They are typically rectangular sheets of nylon which you tie above your head to provide shelter as an alternative to a tent. Ray Mears likes them. You might, for example, attach each of the corners to a tree at head height and then set up your camp underneath it. It is probably easier to get a sense of them from the photographs above and below.
I bought my first tarp two years ago before going cycling on my rickshaw and was quickly sold on the principles of it. Like bivi bags, I enjoy the tarp because it actually involves sleeping outside rather inside a tent, cut off from the world.
- They are smaller and lighter than tents
- You get a lot more space than inside a tent
- They are a lot cheaper than tents (mine was about £30 off eBay)
- You will be outside and closer to nature
- You need something off which to pitch them e.g. trees, fences, walking poles
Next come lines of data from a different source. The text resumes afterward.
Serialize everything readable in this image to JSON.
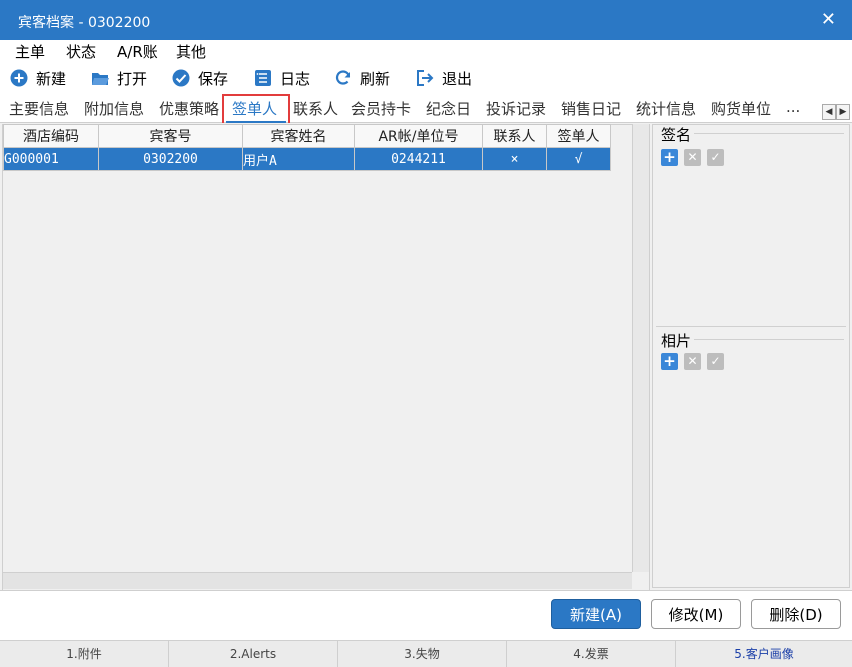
{
  "window": {
    "title": "宾客档案 - 0302200",
    "close": "✕"
  },
  "menu": [
    "主单",
    "状态",
    "A/R账",
    "其他"
  ],
  "toolbar": [
    {
      "label": "新建",
      "icon": "plus-circle-icon"
    },
    {
      "label": "打开",
      "icon": "folder-open-icon"
    },
    {
      "label": "保存",
      "icon": "check-circle-icon"
    },
    {
      "label": "日志",
      "icon": "list-icon"
    },
    {
      "label": "刷新",
      "icon": "refresh-icon"
    },
    {
      "label": "退出",
      "icon": "exit-icon"
    }
  ],
  "tabs": [
    "主要信息",
    "附加信息",
    "优惠策略",
    "签单人",
    "联系人",
    "会员持卡",
    "纪念日",
    "投诉记录",
    "销售日记",
    "统计信息",
    "购货单位",
    "..."
  ],
  "active_tab": "签单人",
  "grid": {
    "columns": [
      "酒店编码",
      "宾客号",
      "宾客姓名",
      "AR帐/单位号",
      "联系人",
      "签单人"
    ],
    "rows": [
      {
        "hotel_code": "G000001",
        "guest_no": "0302200",
        "guest_name": "用户A",
        "ar_unit": "0244211",
        "contact": "×",
        "signer": "√"
      }
    ]
  },
  "right_panel": {
    "signature_label": "签名",
    "photo_label": "相片"
  },
  "buttons": {
    "new": "新建(A)",
    "modify": "修改(M)",
    "delete": "删除(D)"
  },
  "status_tabs": [
    "1.附件",
    "2.Alerts",
    "3.失物",
    "4.发票",
    "5.客户画像"
  ],
  "colors": {
    "accent": "#2b78c5",
    "highlight": "#e23c3c",
    "active_status": "#1b3fa8"
  }
}
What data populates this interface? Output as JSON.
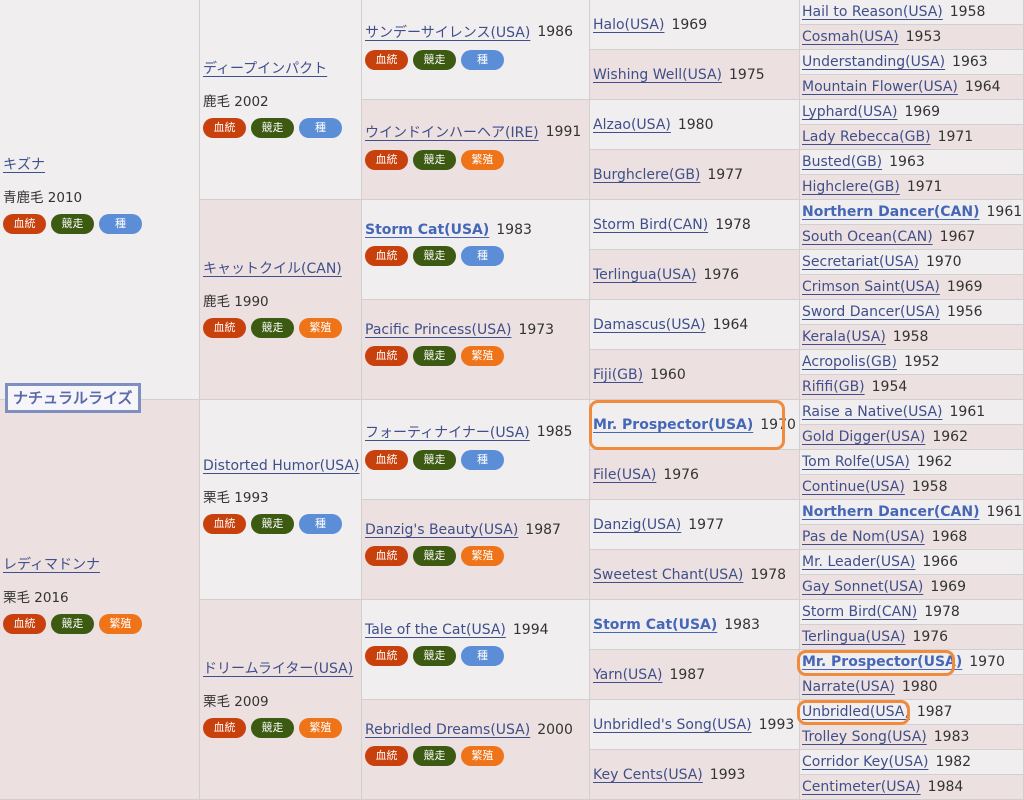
{
  "title": "ナチュラルライズ",
  "badge_labels": {
    "blood": "血統",
    "race": "競走",
    "seed": "種",
    "breed": "繁殖"
  },
  "gen1": [
    {
      "name": "キズナ",
      "info": "青鹿毛 2010",
      "badges": [
        "blood",
        "race",
        "seed"
      ]
    },
    {
      "name": "レディマドンナ",
      "info": "栗毛 2016",
      "badges": [
        "blood",
        "race",
        "breed"
      ]
    }
  ],
  "gen2": [
    {
      "name": "ディープインパクト",
      "info": "鹿毛 2002",
      "badges": [
        "blood",
        "race",
        "seed"
      ]
    },
    {
      "name": "キャットクイル(CAN)",
      "info": "鹿毛 1990",
      "badges": [
        "blood",
        "race",
        "breed"
      ]
    },
    {
      "name": "Distorted Humor(USA)",
      "info": "栗毛 1993",
      "badges": [
        "blood",
        "race",
        "seed"
      ]
    },
    {
      "name": "ドリームライター(USA)",
      "info": "栗毛 2009",
      "badges": [
        "blood",
        "race",
        "breed"
      ]
    }
  ],
  "gen3": [
    {
      "name": "サンデーサイレンス(USA)",
      "year": "1986",
      "badges": [
        "blood",
        "race",
        "seed"
      ]
    },
    {
      "name": "ウインドインハーヘア(IRE)",
      "year": "1991",
      "badges": [
        "blood",
        "race",
        "breed"
      ]
    },
    {
      "name": "Storm Cat(USA)",
      "year": "1983",
      "bold": true,
      "badges": [
        "blood",
        "race",
        "seed"
      ]
    },
    {
      "name": "Pacific Princess(USA)",
      "year": "1973",
      "badges": [
        "blood",
        "race",
        "breed"
      ]
    },
    {
      "name": "フォーティナイナー(USA)",
      "year": "1985",
      "badges": [
        "blood",
        "race",
        "seed"
      ]
    },
    {
      "name": "Danzig's Beauty(USA)",
      "year": "1987",
      "badges": [
        "blood",
        "race",
        "breed"
      ]
    },
    {
      "name": "Tale of the Cat(USA)",
      "year": "1994",
      "badges": [
        "blood",
        "race",
        "seed"
      ]
    },
    {
      "name": "Rebridled Dreams(USA)",
      "year": "2000",
      "badges": [
        "blood",
        "race",
        "breed"
      ]
    }
  ],
  "gen4": [
    {
      "name": "Halo(USA)",
      "year": "1969"
    },
    {
      "name": "Wishing Well(USA)",
      "year": "1975"
    },
    {
      "name": "Alzao(USA)",
      "year": "1980"
    },
    {
      "name": "Burghclere(GB)",
      "year": "1977"
    },
    {
      "name": "Storm Bird(CAN)",
      "year": "1978"
    },
    {
      "name": "Terlingua(USA)",
      "year": "1976"
    },
    {
      "name": "Damascus(USA)",
      "year": "1964"
    },
    {
      "name": "Fiji(GB)",
      "year": "1960"
    },
    {
      "name": "Mr. Prospector(USA)",
      "year": "1970",
      "bold": true
    },
    {
      "name": "File(USA)",
      "year": "1976"
    },
    {
      "name": "Danzig(USA)",
      "year": "1977"
    },
    {
      "name": "Sweetest Chant(USA)",
      "year": "1978"
    },
    {
      "name": "Storm Cat(USA)",
      "year": "1983",
      "bold": true
    },
    {
      "name": "Yarn(USA)",
      "year": "1987"
    },
    {
      "name": "Unbridled's Song(USA)",
      "year": "1993"
    },
    {
      "name": "Key Cents(USA)",
      "year": "1993"
    }
  ],
  "gen5": [
    {
      "name": "Hail to Reason(USA)",
      "year": "1958"
    },
    {
      "name": "Cosmah(USA)",
      "year": "1953"
    },
    {
      "name": "Understanding(USA)",
      "year": "1963"
    },
    {
      "name": "Mountain Flower(USA)",
      "year": "1964"
    },
    {
      "name": "Lyphard(USA)",
      "year": "1969"
    },
    {
      "name": "Lady Rebecca(GB)",
      "year": "1971"
    },
    {
      "name": "Busted(GB)",
      "year": "1963"
    },
    {
      "name": "Highclere(GB)",
      "year": "1971"
    },
    {
      "name": "Northern Dancer(CAN)",
      "year": "1961",
      "bold": true
    },
    {
      "name": "South Ocean(CAN)",
      "year": "1967"
    },
    {
      "name": "Secretariat(USA)",
      "year": "1970"
    },
    {
      "name": "Crimson Saint(USA)",
      "year": "1969"
    },
    {
      "name": "Sword Dancer(USA)",
      "year": "1956"
    },
    {
      "name": "Kerala(USA)",
      "year": "1958"
    },
    {
      "name": "Acropolis(GB)",
      "year": "1952"
    },
    {
      "name": "Rififi(GB)",
      "year": "1954"
    },
    {
      "name": "Raise a Native(USA)",
      "year": "1961"
    },
    {
      "name": "Gold Digger(USA)",
      "year": "1962"
    },
    {
      "name": "Tom Rolfe(USA)",
      "year": "1962"
    },
    {
      "name": "Continue(USA)",
      "year": "1958"
    },
    {
      "name": "Northern Dancer(CAN)",
      "year": "1961",
      "bold": true
    },
    {
      "name": "Pas de Nom(USA)",
      "year": "1968"
    },
    {
      "name": "Mr. Leader(USA)",
      "year": "1966"
    },
    {
      "name": "Gay Sonnet(USA)",
      "year": "1969"
    },
    {
      "name": "Storm Bird(CAN)",
      "year": "1978"
    },
    {
      "name": "Terlingua(USA)",
      "year": "1976"
    },
    {
      "name": "Mr. Prospector(USA)",
      "year": "1970",
      "bold": true
    },
    {
      "name": "Narrate(USA)",
      "year": "1980"
    },
    {
      "name": "Unbridled(USA)",
      "year": "1987"
    },
    {
      "name": "Trolley Song(USA)",
      "year": "1983"
    },
    {
      "name": "Corridor Key(USA)",
      "year": "1982"
    },
    {
      "name": "Centimeter(USA)",
      "year": "1984"
    }
  ],
  "colors": {
    "highlight": "#f08a3c",
    "link": "#3f4f8a",
    "bold_link": "#4567b7"
  }
}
- They are not as good in extreme weather (e.g. strong wind, horiztonal rain, extreme cold)
- You might end up carrying a bivi bag as well which undermines the size/weight benefit
- You are outside and closer to nature
If you enjoy the being-close-to-nature aspect of camping, don’t have a tent or much money, or just fancy trying something new, then try looking on eBay for an ex-army tarp.
Any other tarp fans out there?
(P.S. Any of my friends reading this will no doubt be letting out a groan of frustration having A. listened to me wax lyrical about my tarp, and B. endured me attempting to pitch it in obscure locations where we really would have been better off without it. I know that deep down that they love and respect the tarp as I do.)